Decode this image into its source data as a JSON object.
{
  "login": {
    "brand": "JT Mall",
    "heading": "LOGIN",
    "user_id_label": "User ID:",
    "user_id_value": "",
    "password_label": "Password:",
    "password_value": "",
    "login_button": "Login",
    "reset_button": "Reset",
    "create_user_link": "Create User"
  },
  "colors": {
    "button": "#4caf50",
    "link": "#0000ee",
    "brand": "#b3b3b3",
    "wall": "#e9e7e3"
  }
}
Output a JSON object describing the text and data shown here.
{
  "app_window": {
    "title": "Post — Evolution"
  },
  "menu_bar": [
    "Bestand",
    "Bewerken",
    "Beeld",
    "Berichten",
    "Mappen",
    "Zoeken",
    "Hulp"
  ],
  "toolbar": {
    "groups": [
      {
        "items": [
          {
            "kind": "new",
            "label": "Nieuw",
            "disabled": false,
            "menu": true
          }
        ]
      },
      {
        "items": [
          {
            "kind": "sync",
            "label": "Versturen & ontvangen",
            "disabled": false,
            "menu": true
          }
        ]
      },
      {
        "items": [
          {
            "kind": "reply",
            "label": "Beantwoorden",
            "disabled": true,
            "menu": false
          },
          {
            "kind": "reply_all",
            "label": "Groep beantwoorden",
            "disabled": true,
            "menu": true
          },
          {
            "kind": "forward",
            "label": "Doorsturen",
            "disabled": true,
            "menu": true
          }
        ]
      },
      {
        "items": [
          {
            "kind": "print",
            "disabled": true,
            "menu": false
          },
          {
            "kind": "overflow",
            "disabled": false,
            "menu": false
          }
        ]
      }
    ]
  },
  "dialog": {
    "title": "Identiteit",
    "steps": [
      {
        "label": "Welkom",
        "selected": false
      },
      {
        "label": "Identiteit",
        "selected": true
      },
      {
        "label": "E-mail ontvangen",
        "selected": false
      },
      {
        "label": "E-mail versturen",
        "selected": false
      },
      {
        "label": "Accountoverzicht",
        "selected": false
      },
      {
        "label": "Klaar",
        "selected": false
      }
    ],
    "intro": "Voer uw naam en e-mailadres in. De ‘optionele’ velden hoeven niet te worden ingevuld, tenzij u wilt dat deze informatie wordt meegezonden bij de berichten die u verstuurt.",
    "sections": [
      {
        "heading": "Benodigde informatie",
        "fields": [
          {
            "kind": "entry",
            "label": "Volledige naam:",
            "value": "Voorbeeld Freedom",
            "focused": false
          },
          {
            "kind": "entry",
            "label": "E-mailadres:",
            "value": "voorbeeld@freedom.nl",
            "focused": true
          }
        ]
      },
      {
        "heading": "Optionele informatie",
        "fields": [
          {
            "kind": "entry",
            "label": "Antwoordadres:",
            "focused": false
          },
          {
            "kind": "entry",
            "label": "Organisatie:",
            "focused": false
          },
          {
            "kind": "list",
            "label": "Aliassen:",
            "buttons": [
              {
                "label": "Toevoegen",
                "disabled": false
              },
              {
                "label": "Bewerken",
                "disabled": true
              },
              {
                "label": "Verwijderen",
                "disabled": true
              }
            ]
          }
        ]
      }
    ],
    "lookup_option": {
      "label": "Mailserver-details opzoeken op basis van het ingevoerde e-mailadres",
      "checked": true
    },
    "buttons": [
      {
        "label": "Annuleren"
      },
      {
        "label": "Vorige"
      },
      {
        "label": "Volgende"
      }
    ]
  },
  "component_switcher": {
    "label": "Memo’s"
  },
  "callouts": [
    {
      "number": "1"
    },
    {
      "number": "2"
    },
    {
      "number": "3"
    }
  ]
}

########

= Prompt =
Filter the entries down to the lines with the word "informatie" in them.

= Written reply =
    "intro": "Voer uw naam en e-mailadres in. De ‘optionele’ velden hoeven niet te worden ingevuld, tenzij u wilt dat deze informatie wordt meegezonden bij de berichten die u verstuurt.",
        "heading": "Benodigde informatie",
        "heading": "Optionele informatie",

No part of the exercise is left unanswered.